Entries from a dataset of interfaces =>

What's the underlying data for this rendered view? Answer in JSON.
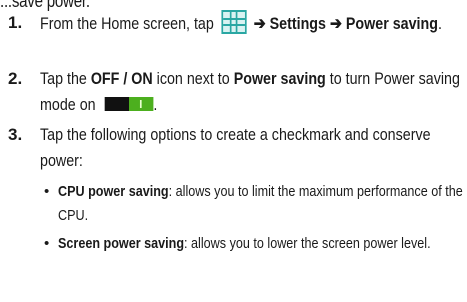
{
  "heading_fragment": "...save power.",
  "steps": [
    {
      "number": "1.",
      "text_before": "From the Home screen, tap",
      "apps_icon": "apps-grid-icon",
      "path_arrow_1": "➔",
      "path_settings": "Settings",
      "path_arrow_2": "➔",
      "path_target": "Power saving",
      "end": "."
    },
    {
      "number": "2.",
      "text_before": "Tap the",
      "emph": "OFF / ON",
      "text_mid": "icon next to",
      "emph2": "Power saving",
      "text_after": "to turn Power saving mode on",
      "toggle_icon": "on-toggle-icon",
      "end": "."
    },
    {
      "number": "3.",
      "text": "Tap the following options to create a checkmark and conserve power:"
    }
  ],
  "options": [
    {
      "bullet": "•",
      "label": "CPU power saving",
      "desc": ": allows you to limit the maximum performance of the CPU."
    },
    {
      "bullet": "•",
      "label": "Screen power saving",
      "desc": ": allows you to lower the screen power level."
    }
  ],
  "colors": {
    "icon_teal": "#2aa7a3",
    "toggle_green": "#4caf1e",
    "toggle_dark": "#111111"
  }
}
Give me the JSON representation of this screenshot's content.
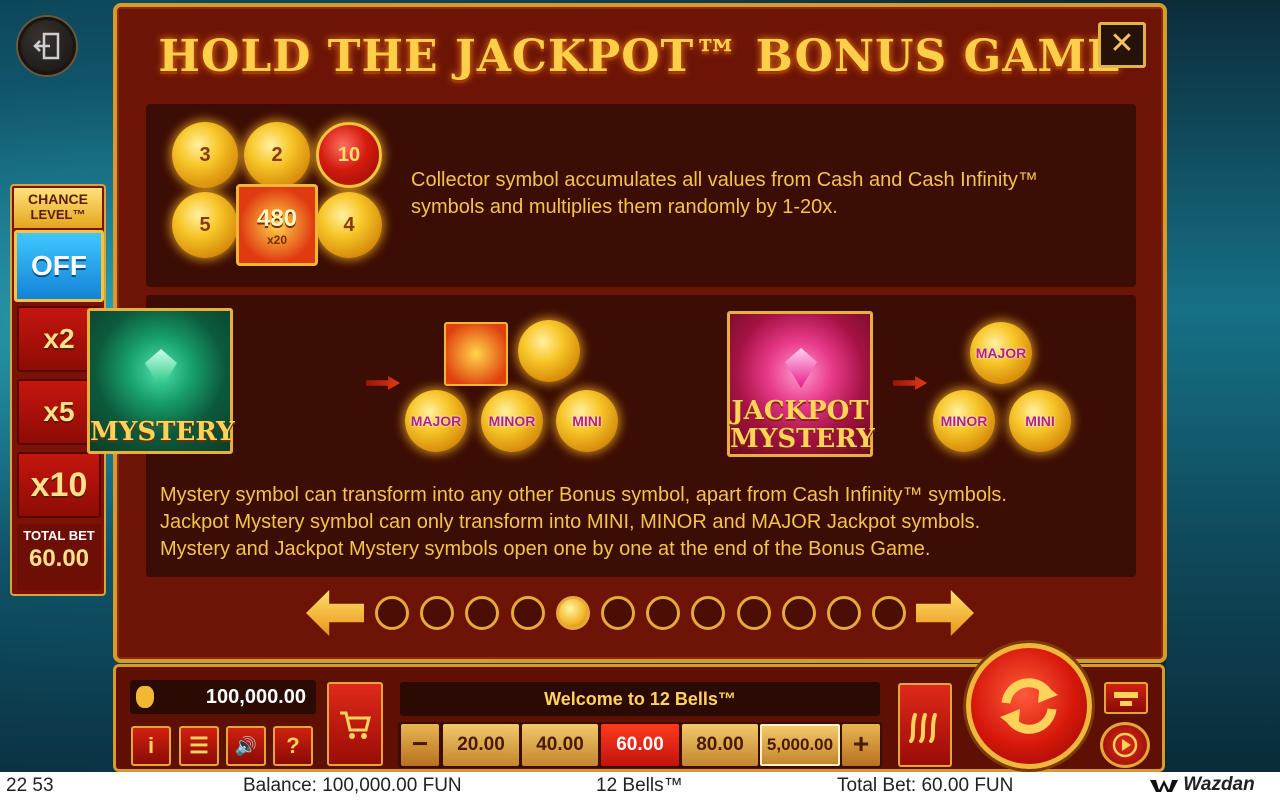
{
  "panel": {
    "title": "HOLD THE JACKPOT™ BONUS GAME",
    "close_label": "✕"
  },
  "collector": {
    "coins": [
      "3",
      "2",
      "10",
      "5",
      "4"
    ],
    "center_value": "480",
    "multiplier": "x20",
    "description_line1": "Collector symbol accumulates all values from Cash and Cash Infinity™",
    "description_line2": "symbols and multiplies them randomly by 1-20x."
  },
  "mystery": {
    "symbol_label": "MYSTERY",
    "jackpot_symbol_line1": "JACKPOT",
    "jackpot_symbol_line2": "MYSTERY",
    "coin_major": "MAJOR",
    "coin_minor": "MINOR",
    "coin_mini": "MINI",
    "description_line1": "Mystery symbol can transform into any other Bonus symbol, apart from Cash Infinity™ symbols.",
    "description_line2": "Jackpot Mystery symbol can only transform into MINI, MINOR and MAJOR Jackpot symbols.",
    "description_line3": "Mystery and Jackpot Mystery symbols open one by one at the end of the Bonus Game."
  },
  "pagination": {
    "total_pages": 12,
    "active_page": 5
  },
  "chance_level": {
    "title_line1": "CHANCE",
    "title_line2": "LEVEL™",
    "options": [
      "OFF",
      "x2",
      "x5",
      "x10"
    ],
    "selected": "OFF",
    "total_bet_label": "TOTAL BET",
    "total_bet_value": "60.00"
  },
  "controls": {
    "balance": "100,000.00",
    "welcome_message": "Welcome to 12 Bells™",
    "minus_label": "−",
    "plus_label": "+",
    "bets": [
      "20.00",
      "40.00",
      "60.00",
      "80.00",
      "5,000.00"
    ],
    "selected_bet": "60.00",
    "info_label": "i",
    "menu_label": "☰",
    "sound_label": "🔊",
    "help_label": "?"
  },
  "status_bar": {
    "time": "22 53",
    "balance_text": "Balance: 100,000.00 FUN",
    "game_name": "12 Bells™",
    "total_bet_text": "Total Bet: 60.00 FUN",
    "brand": "Wazdan"
  },
  "colors": {
    "panel_bg": "#6d1406",
    "panel_border": "#d89b2a",
    "text_gold": "#f3c44a",
    "selected_red": "#ff3a1e",
    "off_blue": "#1482d6"
  }
}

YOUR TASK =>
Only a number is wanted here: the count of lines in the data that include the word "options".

WRITTEN SOLUTION =>
3